The eurozone had avoided returning to recession since the financial crisis following the collapse of U.S. investment bank Lehman Brothers, mainly thanks to the strength of its largest single economy, Germany.
But even that country is now struggling as exports drain in light of the economic problems afflicting large chunks of the eurozone.
Germany's economy grew 0.2 percent in the third quarter, down from a 0.3 percent increase in the previous quarter. Over the past year, Germany's annual growth rate has been more than halved to 0.9 percent from 1.9 percent.
Germany's Chancellor, Angela Merkel, tried to strike a positive note when she spoke to reporters in Berlin on Thursday.
“I think we all are working on getting back on our feet again rapidly,” she said.
“We see that economic growth is slowing, that overall we have a small drop in the eurozone but I'm also very optimistic that if we do our political homework ... we will again have growth after this small decline.”
Show commenting policy
TribLive commenting policy
You are solely responsible for your comments and by using TribLive.com you agree to our Terms of Service.
We moderate comments. Our goal is to provide substantive commentary for a general readership. By screening submissions, we provide a space where readers can share intelligent and informed commentary that enhances the quality of our news and information.
While most comments will be posted if they are on-topic and not abusive, moderating decisions are subjective. We will make them as carefully and consistently as we can. Because of the volume of reader comments, we cannot review individual moderation decisions with readers.
We value thoughtful comments representing a range of views that make their point quickly and politely. We make an effort to protect discussions from repeated comments either by the same reader or different readers.
We follow the same standards for taste as the daily newspaper. A few things we won't tolerate: personal attacks, obscenity, vulgarity, profanity (including expletives and letters followed by dashes), commercial promotion, impersonations, incoherence, proselytizing and SHOUTING. Don't include URLs to Web sites.
We do not edit comments. They are either approved or deleted. We reserve the right to edit a comment that is quoted or excerpted in an article. In this case, we may fix spelling and punctuation.
We welcome strong opinions and criticism of our work, but we don't want comments to become bogged down with discussions of our policies and we will moderate accordingly.
We appreciate it when readers and people quoted in articles or blog posts point out errors of fact or emphasis and will investigate all assertions. But these suggestions should be sent via e-mail. To avoid distracting other readers, we won't publish comments that suggest a correction. Instead, corrections will be made in a blog post or in an article.
- Everything is America’s fault, Putin says
- As oil prices fall, fear rises in Venezuela

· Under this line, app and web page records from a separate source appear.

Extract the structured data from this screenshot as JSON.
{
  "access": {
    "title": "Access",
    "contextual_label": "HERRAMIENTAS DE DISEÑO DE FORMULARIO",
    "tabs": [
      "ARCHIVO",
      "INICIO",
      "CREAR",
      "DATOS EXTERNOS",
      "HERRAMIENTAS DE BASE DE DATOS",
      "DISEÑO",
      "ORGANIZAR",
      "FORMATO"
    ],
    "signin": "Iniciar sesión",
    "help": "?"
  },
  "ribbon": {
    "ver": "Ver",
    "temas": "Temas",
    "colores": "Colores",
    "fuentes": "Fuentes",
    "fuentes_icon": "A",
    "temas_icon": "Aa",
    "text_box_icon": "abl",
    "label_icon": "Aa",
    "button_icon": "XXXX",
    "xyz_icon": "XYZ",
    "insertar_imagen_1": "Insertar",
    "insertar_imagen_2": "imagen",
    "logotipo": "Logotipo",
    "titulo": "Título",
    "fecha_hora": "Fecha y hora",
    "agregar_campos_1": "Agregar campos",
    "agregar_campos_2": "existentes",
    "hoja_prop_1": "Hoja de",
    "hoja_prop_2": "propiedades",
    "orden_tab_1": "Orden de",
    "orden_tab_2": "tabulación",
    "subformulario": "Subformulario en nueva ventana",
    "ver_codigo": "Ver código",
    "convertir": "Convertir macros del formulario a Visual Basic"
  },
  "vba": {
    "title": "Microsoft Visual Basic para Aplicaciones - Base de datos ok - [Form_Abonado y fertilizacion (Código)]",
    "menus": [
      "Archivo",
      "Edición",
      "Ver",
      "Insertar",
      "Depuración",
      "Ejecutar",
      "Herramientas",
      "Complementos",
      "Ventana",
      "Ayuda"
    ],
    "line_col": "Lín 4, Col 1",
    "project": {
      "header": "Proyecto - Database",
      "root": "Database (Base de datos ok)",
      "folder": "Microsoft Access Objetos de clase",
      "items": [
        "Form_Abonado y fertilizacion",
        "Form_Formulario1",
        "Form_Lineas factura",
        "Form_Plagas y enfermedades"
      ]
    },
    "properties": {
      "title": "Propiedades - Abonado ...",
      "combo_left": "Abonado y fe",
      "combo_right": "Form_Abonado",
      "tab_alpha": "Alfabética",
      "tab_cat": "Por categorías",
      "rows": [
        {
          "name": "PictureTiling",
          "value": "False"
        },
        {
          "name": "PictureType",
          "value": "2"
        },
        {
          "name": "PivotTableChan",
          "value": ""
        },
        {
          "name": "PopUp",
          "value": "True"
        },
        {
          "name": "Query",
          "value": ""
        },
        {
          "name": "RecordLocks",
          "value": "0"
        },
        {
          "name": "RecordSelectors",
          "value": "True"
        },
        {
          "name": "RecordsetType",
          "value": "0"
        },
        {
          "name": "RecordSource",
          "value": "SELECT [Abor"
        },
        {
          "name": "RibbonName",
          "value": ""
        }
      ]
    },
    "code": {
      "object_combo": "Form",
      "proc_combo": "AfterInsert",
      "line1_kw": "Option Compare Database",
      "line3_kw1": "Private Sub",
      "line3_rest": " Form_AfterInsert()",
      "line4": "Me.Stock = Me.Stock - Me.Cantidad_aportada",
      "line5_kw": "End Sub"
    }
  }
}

- Canada balances security, openness
- Attack on Egypt army post in Sinai peninsula kills 30 troops
- Miss Uganda hopefuls get dirty in agriculture phase of contest
- Sweden calls off search for mystery submarine
- China to test lunar orbiter
- Kobani ground defense struggles
- Gunman in Ottawa attack had been waiting for passport to go to Syria
- Iraq gives key posts to Sunni, Shiite men
- Sweden says credible reports of foreign submarine in its waters